|A specific alpha5beta1-integrin conformation promotes directional integrin translocation and fibronectin matrix formation. |
Clark, Katherine, et al.
J. Cell. Sci., 118: 291-300 (2005)
Integrin adhesion receptors are structurally dynamic proteins that adopt a number of functionally relevant conformations. We have produced a conformation-dependent anti-alpha5 monoclonal antibody (SNAKA51) that converts alpha5beta1 integrin into a ligand-competent form and promotes fibronectin binding. In adherent fibroblasts, SNAKA51 preferentially bound to integrins in fibrillar adhesions.
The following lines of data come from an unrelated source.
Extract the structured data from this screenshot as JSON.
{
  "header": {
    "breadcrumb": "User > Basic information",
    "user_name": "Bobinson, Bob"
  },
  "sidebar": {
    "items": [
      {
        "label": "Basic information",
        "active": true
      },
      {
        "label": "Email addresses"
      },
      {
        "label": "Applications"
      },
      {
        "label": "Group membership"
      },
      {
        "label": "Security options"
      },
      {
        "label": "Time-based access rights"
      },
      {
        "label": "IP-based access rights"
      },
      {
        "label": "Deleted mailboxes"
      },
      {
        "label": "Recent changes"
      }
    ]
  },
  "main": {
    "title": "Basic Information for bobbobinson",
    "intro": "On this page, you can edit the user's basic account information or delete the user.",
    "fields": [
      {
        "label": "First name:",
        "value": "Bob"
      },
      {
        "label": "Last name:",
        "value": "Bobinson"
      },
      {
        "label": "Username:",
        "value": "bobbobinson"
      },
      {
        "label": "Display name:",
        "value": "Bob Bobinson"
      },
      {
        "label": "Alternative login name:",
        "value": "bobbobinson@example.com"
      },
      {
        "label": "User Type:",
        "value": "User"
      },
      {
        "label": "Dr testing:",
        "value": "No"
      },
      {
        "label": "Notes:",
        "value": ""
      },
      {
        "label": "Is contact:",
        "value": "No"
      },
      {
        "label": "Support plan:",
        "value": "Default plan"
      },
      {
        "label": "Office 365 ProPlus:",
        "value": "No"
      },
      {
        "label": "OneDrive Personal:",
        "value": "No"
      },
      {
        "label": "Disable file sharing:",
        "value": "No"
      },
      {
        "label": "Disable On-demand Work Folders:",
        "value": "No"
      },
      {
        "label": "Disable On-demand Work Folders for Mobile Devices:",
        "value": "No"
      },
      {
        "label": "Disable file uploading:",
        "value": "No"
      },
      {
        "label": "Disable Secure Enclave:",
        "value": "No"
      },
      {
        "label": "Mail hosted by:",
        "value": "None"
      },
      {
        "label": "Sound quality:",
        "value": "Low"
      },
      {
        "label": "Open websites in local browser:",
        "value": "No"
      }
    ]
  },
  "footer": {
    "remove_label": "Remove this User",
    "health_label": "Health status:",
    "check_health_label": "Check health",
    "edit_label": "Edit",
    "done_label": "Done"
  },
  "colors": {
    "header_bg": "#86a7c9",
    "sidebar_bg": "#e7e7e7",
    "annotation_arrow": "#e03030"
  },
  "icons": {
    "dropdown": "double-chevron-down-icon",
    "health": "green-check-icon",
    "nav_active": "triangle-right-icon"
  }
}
Clustering of integrins expressing this activation epitope induced directional translocation of alpha5beta1, mimicking fibrillar adhesion formation. Priming of alpha5beta1 integrin by SNAKA51 increased the accumulation of detergent-resistant fibronectin in the extracellular matrix, thus identifying an integrin conformation that promotes matrix assembly. The SNAKA51 epitope was mapped to the calf-1/calf-2 domains. We propose that the action of the antibody causes the legs of the integrin to change conformation and thereby primes the integrin to bind ligand. These findings identify SNAKA51 as the first anti-integrin antibody to selectively recognize a subset of adhesion contacts, and they identify an integrin conformation associated with integrin translocation and fibronectin matrix formation.